Undergraduate Blog / Defining Your Babson


This post was written by undergraduate student Lauren Garey ‘12. Read more on Lauren’s own blog: http://www.travbuddy.com/lgarey/blogs

Today marks our 10th day in St Petersburg. How many more days do we need to make the mental transition from tourist to resident? As I walk the familiar streets, I find myself regarded as a ‘regular’ at a local restaurant, and know the employees’ names at my favorite café; I feel like a resident. When I speak, or should I say butcher, my limited Russian words, cannot find where I am on a map, or struggle to understand Dollar values in Rubles, I am reminded of my status as a tourist. Can there ever be a balance between the two? Here we are immersing ourselves in the culture, eager to fit in, but in a certain sense, looking forward to standing out as well. How does one refer to this well-intentioned traveler? Let’s call it a “resourist,” not quite a resident, but not just a tourist.
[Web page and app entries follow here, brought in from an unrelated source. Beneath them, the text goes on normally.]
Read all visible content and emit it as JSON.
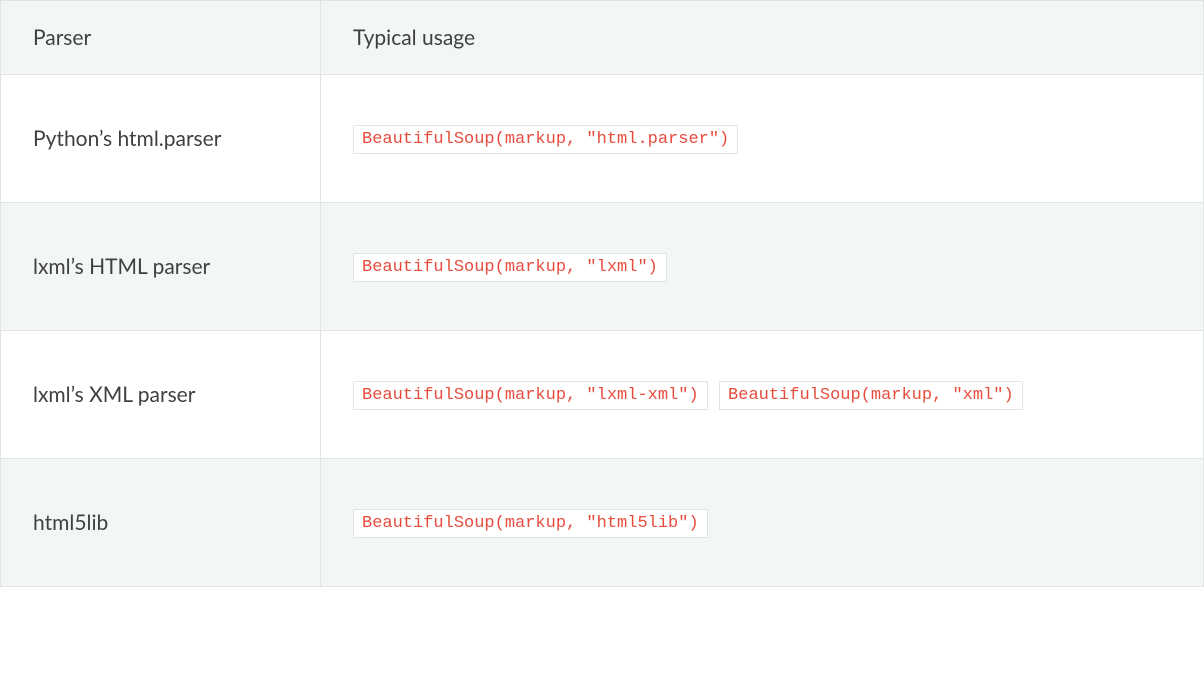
{
  "table": {
    "headers": {
      "parser": "Parser",
      "usage": "Typical usage"
    },
    "rows": [
      {
        "parser": "Python’s html.parser",
        "usages": [
          "BeautifulSoup(markup, \"html.parser\")"
        ]
      },
      {
        "parser": "lxml’s HTML parser",
        "usages": [
          "BeautifulSoup(markup, \"lxml\")"
        ]
      },
      {
        "parser": "lxml’s XML parser",
        "usages": [
          "BeautifulSoup(markup, \"lxml-xml\")",
          "BeautifulSoup(markup, \"xml\")"
        ]
      },
      {
        "parser": "html5lib",
        "usages": [
          "BeautifulSoup(markup, \"html5lib\")"
        ]
      }
    ]
  }
}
This made-up word sounds strikingly similar to the word ‘resources.’ Therefore (just to praise myself a bit), I think this word was aptly created because our BRIC group comprises of some of the most resourceful students and teachers I know. In regard to the little things, my companions and I have already started compiling lists of useful Russian words, downloading applications to assist with speaking properly, and even one of us has started researching and memorizing pick-up lines in Russian! On a larger scale, everyone has been coordinating their own day trips, organizing taxis, and trying new Russian cuisine at various restaurants all over the city.

This past weekend we took a day trip to Moscow in order to experience Russian culture in a different context. Although tired from the overnight train ride, everyone eagerly and optimistically trekked around sight-seeing and taking pictures. We toured the Kremlin, St Basil’s Cathedral, the Goom, and Moscow State University. We were fortunate enough to visit in the midst of Moscow’s music festival week. As a result, we saw a plethora of traditional Russian dancers, soldiers singing, and believe it or not, modern break dancers!

As I approached the stage on Arbat Street, following the sounds of the loud music, I saw several students from our group already watching, swaying back and forth with their arms strewn around each others’ shoulders. I think that this perfectly depicts the feeling of closeness that has already developed within the group in just over one week. We are all very different people who are here for unique reasons; however, it is always nice to stop and take a moment to remember that in the end, we are all just resourists.